Since this is a family website, this Examiner won’t share his complete thoughts on shameless cash-grab sequels. Even well-intended, but entirely unneeded sequels are dangerous, threatening to tarnish what has come before. Only a proper viewing will let us know what to make of ‘Terminator: Genisys’.
In 2029, John Connor (Jason Clarke) is leading a huge attack against Skynet. Skynet sends a T-800 terminator back to 1984 to kill Connor’s mother (the first movie). To counter this, the resistances’ second in command, Kyle Reese (Jai Courtney) volunteers to go back in time and protect Sarah Connor.
Upon arrival, Kyle finds that Sarah (Emilia Clarke) doesn’t need any protection. She is quite adept at handling herself and already has a T-800 Terminator (Arnold Schwarzenegger) back to help. After dodging some dangers, the group plans to time travel to 1997, when Skynet becomes self-aware and truly dangerous.

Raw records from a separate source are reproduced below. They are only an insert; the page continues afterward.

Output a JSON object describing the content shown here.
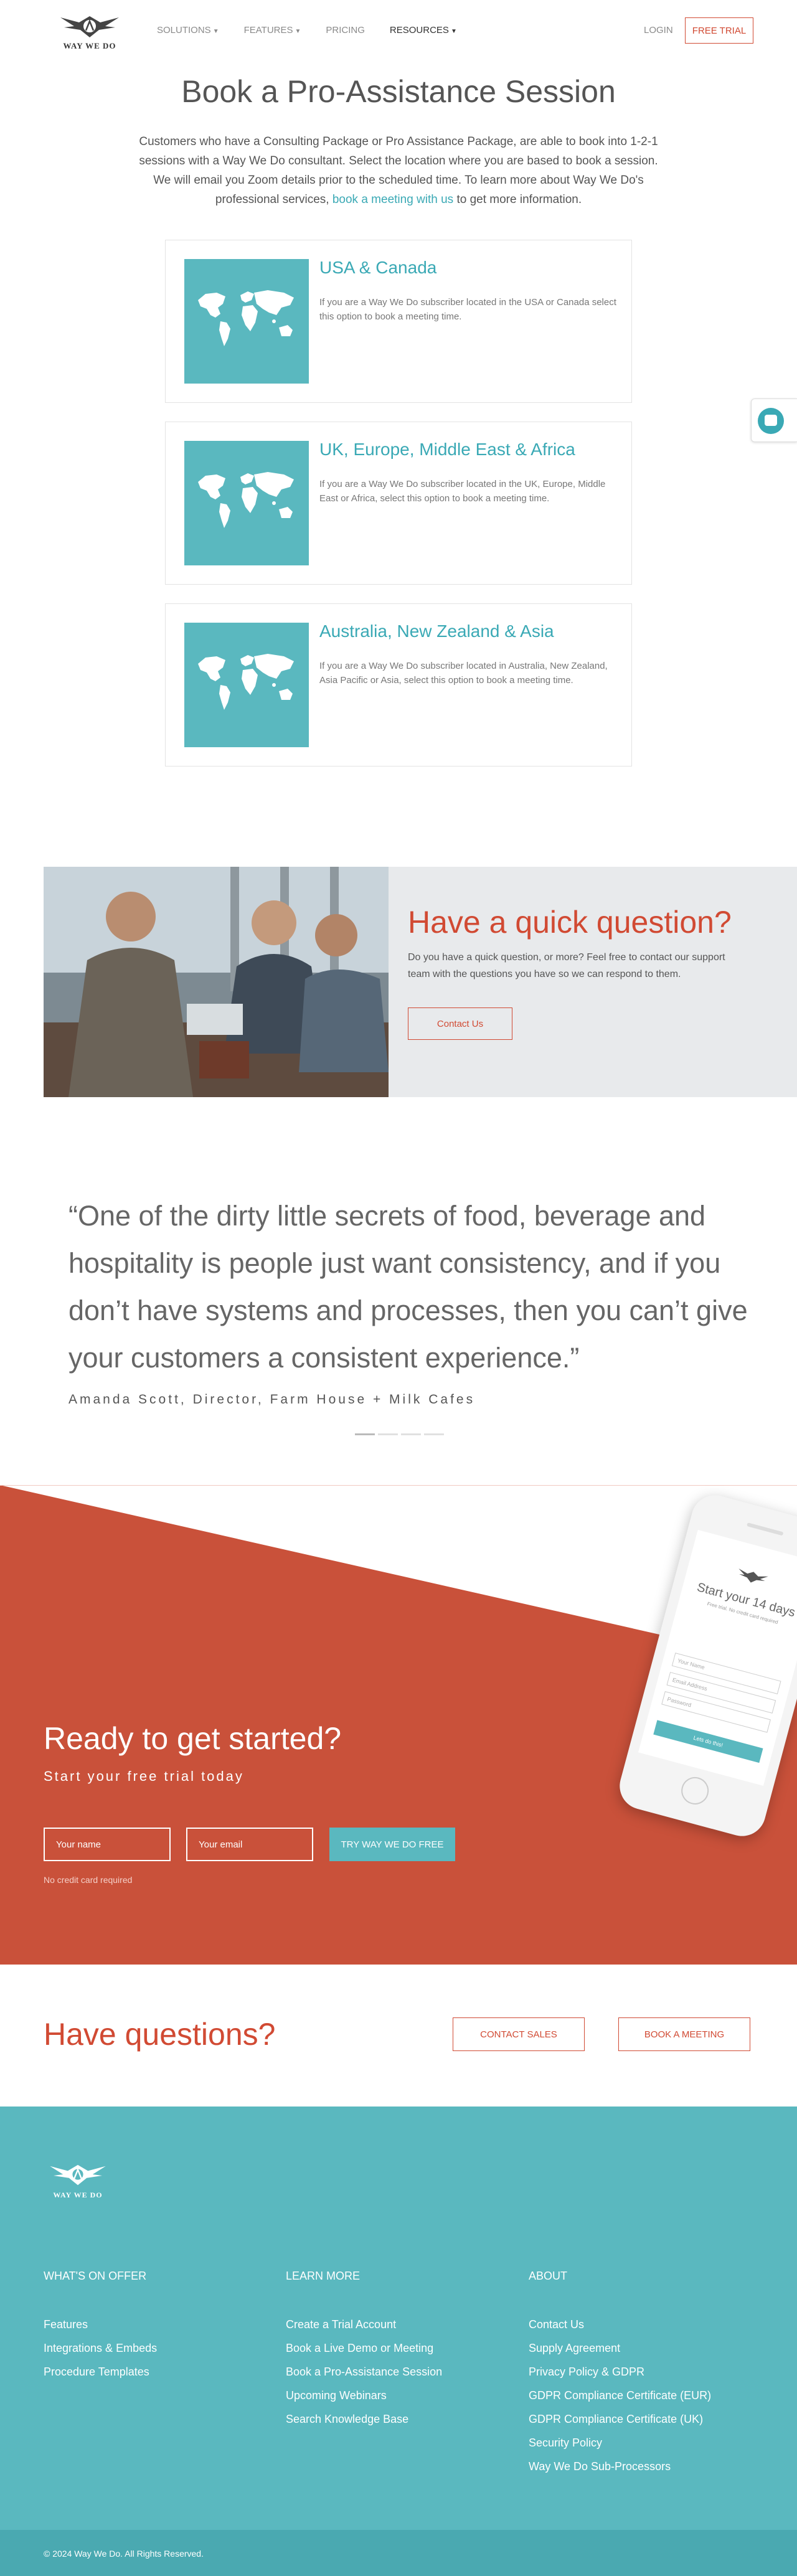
{
  "nav": {
    "brand": "WAY WE DO",
    "items": [
      {
        "label": "SOLUTIONS",
        "caret": true
      },
      {
        "label": "FEATURES",
        "caret": true
      },
      {
        "label": "PRICING",
        "caret": false
      },
      {
        "label": "RESOURCES",
        "caret": true
      }
    ],
    "login": "LOGIN",
    "free_trial": "FREE TRIAL"
  },
  "hero": {
    "title": "Book a Pro-Assistance Session",
    "text_before": "Customers who have a Consulting Package or Pro Assistance Package, are able to book into 1-2-1 sessions with a Way We Do consultant. Select the location where you are based to book a session. We will email you Zoom details prior to the scheduled time. To learn more about Way We Do's professional services, ",
    "link": "book a meeting with us",
    "text_after": " to get more information."
  },
  "cards": [
    {
      "title": "USA & Canada",
      "text": "If you are a Way We Do subscriber located in the USA or Canada select this option to book a meeting time."
    },
    {
      "title": "UK, Europe, Middle East & Africa",
      "text": "If you are a Way We Do subscriber located in the UK, Europe, Middle East or Africa, select this option to book a meeting time."
    },
    {
      "title": "Australia, New Zealand & Asia",
      "text": "If you are a Way We Do subscriber located in Australia, New Zealand, Asia Pacific or Asia, select this option to book a meeting time."
    }
  ],
  "quick_question": {
    "title": "Have a quick question?",
    "text": "Do you have a quick question, or more? Feel free to contact our support team with the questions you have so we can respond to them.",
    "button": "Contact Us"
  },
  "testimonial": {
    "quote": "“One of the dirty little secrets of food, beverage and hospitality is people just want consistency, and if you don’t have systems and processes, then you can’t give your customers a consistent experience.”",
    "author": "Amanda Scott, Director, Farm House + Milk Cafes"
  },
  "ready": {
    "title": "Ready to get started?",
    "subtitle": "Start your free trial today",
    "name_placeholder": "Your name",
    "email_placeholder": "Your email",
    "button": "TRY WAY WE DO FREE",
    "note": "No credit card required",
    "phone": {
      "title": "Start your 14 days",
      "subtitle": "Free trial. No credit card required",
      "fields": [
        "Your Name",
        "Email Address",
        "Password"
      ],
      "button": "Lets do this!"
    }
  },
  "have_questions": {
    "title": "Have questions?",
    "contact_sales": "CONTACT SALES",
    "book_meeting": "BOOK A MEETING"
  },
  "footer": {
    "brand": "WAY WE DO",
    "columns": [
      {
        "heading": "WHAT'S ON OFFER",
        "links": [
          "Features",
          "Integrations & Embeds",
          "Procedure Templates"
        ]
      },
      {
        "heading": "LEARN MORE",
        "links": [
          "Create a Trial Account",
          "Book a Live Demo or Meeting",
          "Book a Pro-Assistance Session",
          "Upcoming Webinars",
          "Search Knowledge Base"
        ]
      },
      {
        "heading": "ABOUT",
        "links": [
          "Contact Us",
          "Supply Agreement",
          "Privacy Policy & GDPR",
          "GDPR Compliance Certificate (EUR)",
          "GDPR Compliance Certificate (UK)",
          "Security Policy",
          "Way We Do Sub-Processors"
        ]
      }
    ],
    "copyright": "© 2024 Way We Do. All Rights Reserved."
  },
  "colors": {
    "accent_teal": "#5ab8bf",
    "accent_red": "#d14a33"
  }
}
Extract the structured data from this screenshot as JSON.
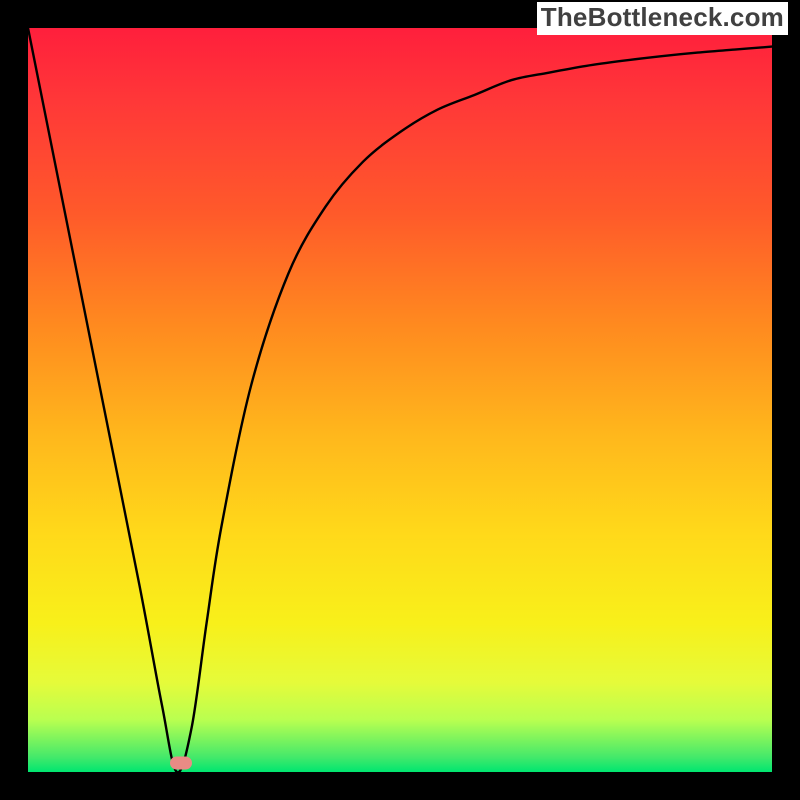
{
  "branding": {
    "text": "TheBottleneck.com"
  },
  "chart_data": {
    "type": "line",
    "title": "",
    "xlabel": "",
    "ylabel": "",
    "xlim": [
      0,
      100
    ],
    "ylim": [
      0,
      100
    ],
    "grid": false,
    "series": [
      {
        "name": "curve",
        "x": [
          0,
          5,
          10,
          15,
          18,
          20,
          22,
          24,
          26,
          30,
          35,
          40,
          45,
          50,
          55,
          60,
          65,
          70,
          75,
          80,
          85,
          90,
          95,
          100
        ],
        "values": [
          100,
          75,
          50,
          25,
          9,
          0,
          6,
          20,
          33,
          52,
          67,
          76,
          82,
          86,
          89,
          91,
          93,
          94.0,
          94.9,
          95.6,
          96.2,
          96.7,
          97.1,
          97.5
        ]
      }
    ],
    "marker": {
      "x": 20.5,
      "y": 1.2
    },
    "background_gradient": {
      "stops": [
        {
          "pos": 0,
          "color": "#ff1f3c"
        },
        {
          "pos": 25,
          "color": "#ff5a2a"
        },
        {
          "pos": 55,
          "color": "#ffb81c"
        },
        {
          "pos": 80,
          "color": "#f8f01a"
        },
        {
          "pos": 100,
          "color": "#00e670"
        }
      ]
    }
  }
}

Of course, there is a very significant complication that threatens to rattle the resistance all the way to the core.
It was easy to go into this movie with low expectations. ‘Terminator: Salvation’ was not enjoyed by this Examiner at all. It was focused on faceless characters in a huge conflict, trying to expand the mythology of a story that works best when it is simple and intimate. This film splits the difference.
Nearly the entire first act is expository, time-hoppingly inclined and grim. Not the good kind of dark, gritty grim,but the PG-13 self-serious kind. Around 12 minutes in, after an interminable opening sequence that is all over the place, we finally meet the T-800, well, the 1984 version for a few seconds. All of the scenes where the resistance, is standing around talking about the present (2029) state of things is dull. It’s not until twenty minutes in that the plot is truly set in motion and we are ready to roll. Cutting 15-20 minutes from the runtime and being a tiny bit more liberal with the gore/violence would have brought us back to prime Terminator form.
The narrative gets a little muddy (though not impossible to follow) as we deal with past versions of characters and meeting future children/parents that are younger than the children and….time travel stuff. What made the first few films in this series enjoyable was largely the straightforward nature of the plot, the action/technology and the intrigue with the Terminator characters. When these movies try to delve too deeply into what Skynet is and how insidious it is, the actual plot suffers.
On the bright side, there is a good deal of action and this is structured a bit more like the first few films. We are back to having a familiar hero and a late-game twist keeps things interesting.
Courtney has an incredibly dull character to play, even though he is supposed to be the protagonist. Clarke fares much better though she does vacillate wildly between being tough as nails and dependent on help. When J.K. Simmons arrives on the scene, he adds a level of fun to the events in a slightly surprising role. Too bad he doesn’t really have much to do. Jason Clarke certainly has a lot to do. As you would hope, the star here is Schwarzenegger who, even as a monotone, emotionless T-800 manages to have more personality than almost everyone else on screen.
For all of its flaws, ‘Terminator: Genysis’ is a vast improvement upon ‘Terminator: Salvation’. This would be a logical way to end the series, but if there have to be more, if this level of quality can be expected, it’s not the end of the world.
Rated PG-13 126 minutes 2015